• Window of opportunity. Why is opportunity always outside a window? Why can't it be outside a door or a gate or in the refrigerator? I understand that opportunity is something that you might need to grab quickly, like for instance if your human leaves the door of the fridge open, and a nice, juicy steak is inside. But my point is that there are plenty of things that open and close besides windows.
• It is what it is. Well, duh. Of course it is. I guess the point is you should just accept what it is and also you should realize that you can't change it, and then you should get on with your life (which is another phrase I get tired of sometimes). USA Today voted "it is what it is" the #1 cliché of 2004, so I guess I'm not the only person who's tired of hearing it.
• On the same page. It seems like people can't talk about anything these days unless they are all on the same page. This seems like a phrase that is out of date since people don't do much reading anymore. Maybe it would be better to say that everyone should be watching the same HD cable TV show or reading the same text message.
• Reach out to. This used to mean that you were helping somebody by reaching out your hand or maybe just giving them some encouragement. And a lot of people still mean that when they are reaching out. But lately, I have heard things like this: "I will reach out to her and get her opinion." This is a silly thing to say because reach out to does not mean communicate with, like by calling or emailing or asking somebody a question. Like for instance, if a person was drowning, you would not reach out and ask "Would you like me to rescue you?" No! You would reach out your hand or a stick and pull them to shore.
• The love of one's life. This is a phrase that shows up all the time in obituaries, where people are always meeting the love of their lives and then staying married to them for 65 years or something like that. But you don't hear about the people who thought they married the love of their lives, but then they find out they were wrong and they get divorced. Or the love of someone's life who dies, and then the survivor finds another love of his or her life. Can you have more than one loves of your life? It's all very confusing. But just in case you want to know, the love of MY life is eating!

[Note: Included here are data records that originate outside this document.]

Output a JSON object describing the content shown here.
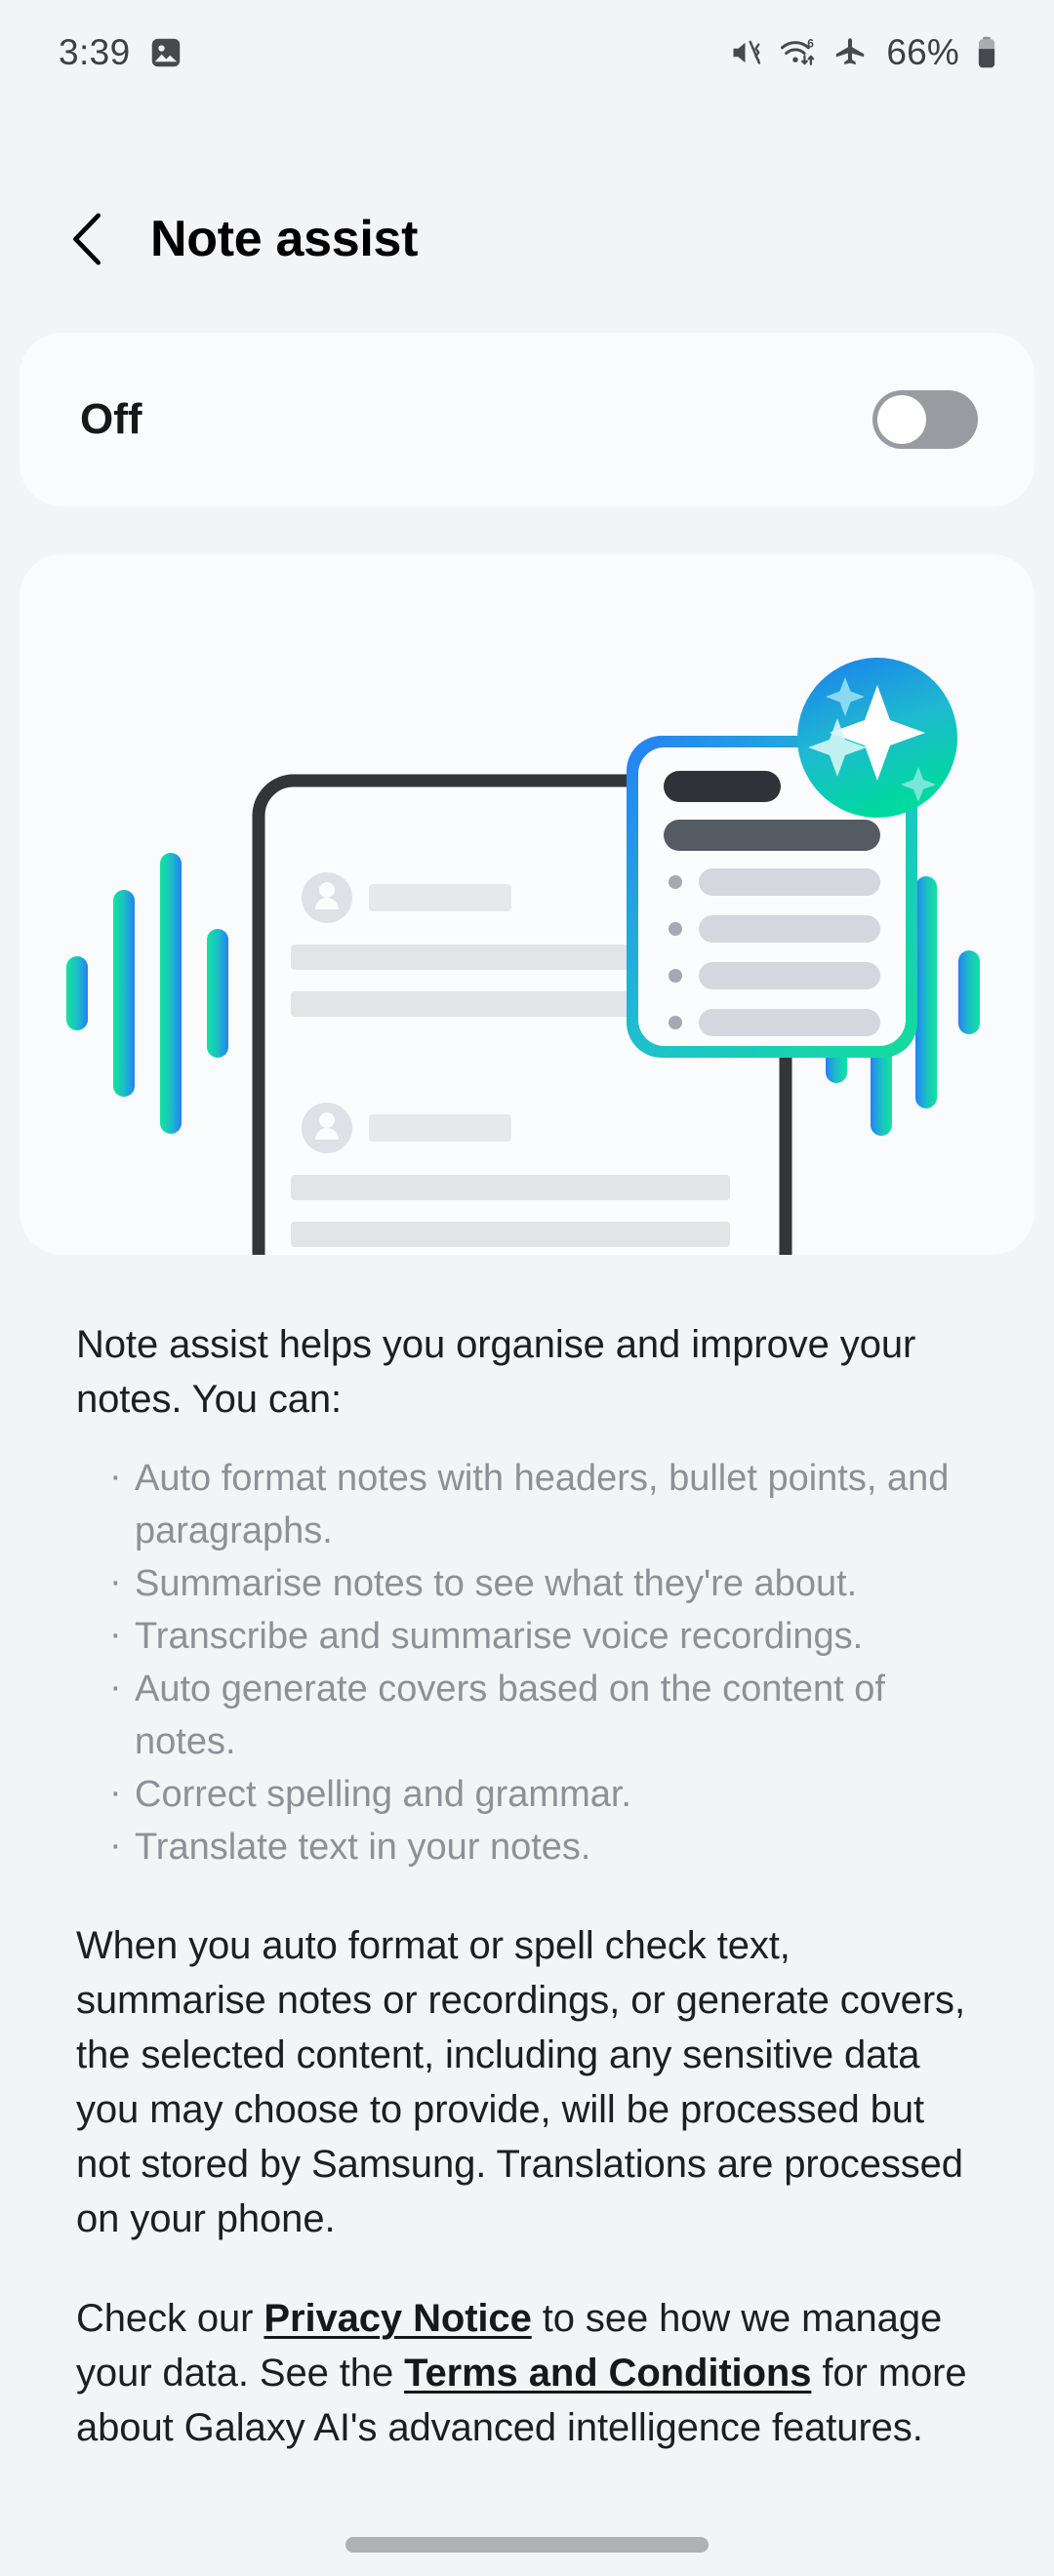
{
  "status_bar": {
    "time": "3:39",
    "battery_percent": "66%",
    "icons": [
      "gallery-image-icon",
      "mute-vibrate-icon",
      "wifi-6-data-icon",
      "airplane-mode-icon",
      "battery-icon"
    ]
  },
  "header": {
    "back_label": "Back",
    "title": "Note assist"
  },
  "toggle_card": {
    "state_label": "Off",
    "enabled": false
  },
  "illustration": {
    "alt": "Phone showing notes with an AI summary card and voice waveforms",
    "badge": "ai-sparkle-badge",
    "gradient_start": "#1a7ef0",
    "gradient_end": "#00d9a0",
    "wave_color_left": "#1ce8a0",
    "wave_color_right": "#2680f5",
    "phone_outline": "#333538",
    "placeholder_line": "#e2e4e8",
    "card_title_bar": "#2f3237",
    "card_subtitle_bar": "#555b63",
    "card_bullet_pill": "#d4d7dd"
  },
  "description": {
    "intro": "Note assist helps you organise and improve your notes. You can:",
    "capabilities": [
      "Auto format notes with headers, bullet points, and paragraphs.",
      "Summarise notes to see what they're about.",
      "Transcribe and summarise voice recordings.",
      "Auto generate covers based on the content of notes.",
      "Correct spelling and grammar.",
      "Translate text in your notes."
    ],
    "privacy": "When you auto format or spell check text, summarise notes or recordings, or generate covers, the selected content, including any sensitive data you may choose to provide, will be processed but not stored by Samsung. Translations are processed on your phone.",
    "links_paragraph": {
      "part1": "Check our ",
      "link1": "Privacy Notice",
      "part2": " to see how we manage your data. See the ",
      "link2": "Terms and Conditions",
      "part3": " for more about Galaxy AI's advanced intelligence features."
    }
  },
  "navigation": {
    "home_indicator": "home-gesture-bar"
  },
  "colors": {
    "page_background": "#f3f4f6",
    "card_background": "#fafbfc",
    "text_primary": "#1d1e20",
    "text_secondary": "#8e9096",
    "switch_off": "#9a9ba1"
  }
}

|Devastation after tsunami in Iwaki, Fukushima, Japan|
Photo by ryuki_a_g
• Devastated. This used to be a really strong, dramatic word, but nowadays it gets used so much that it doesn't mean a whole lot. Or at least that's how it seems to me. The original meaning of devastate is to lay waste or destroy. But now it seems like when almost anything happens to someone, that person is described as devastated. I guess maybe that's the way they feel, but if a girl is devastated because she spills punch on her prom dress, is that the same as people who feel devastated after going through a tsunami or losing someone they really loved?
Well okay, now that I told you my opinion about these boring phrases, I will put them all together in a sad, boring little story. I hope you will enjoy it.
Sam was devastated when he realized he had missed his window of opportunity by not reaching out to Sue with an offer of marriage. If only they had both been on the same page when talking about their feelings for each other, but now it was too late. "Oh well," he thought, "it is what it is. I must suck it up and move on, even though I'm sure that Sue will always be the love of my life."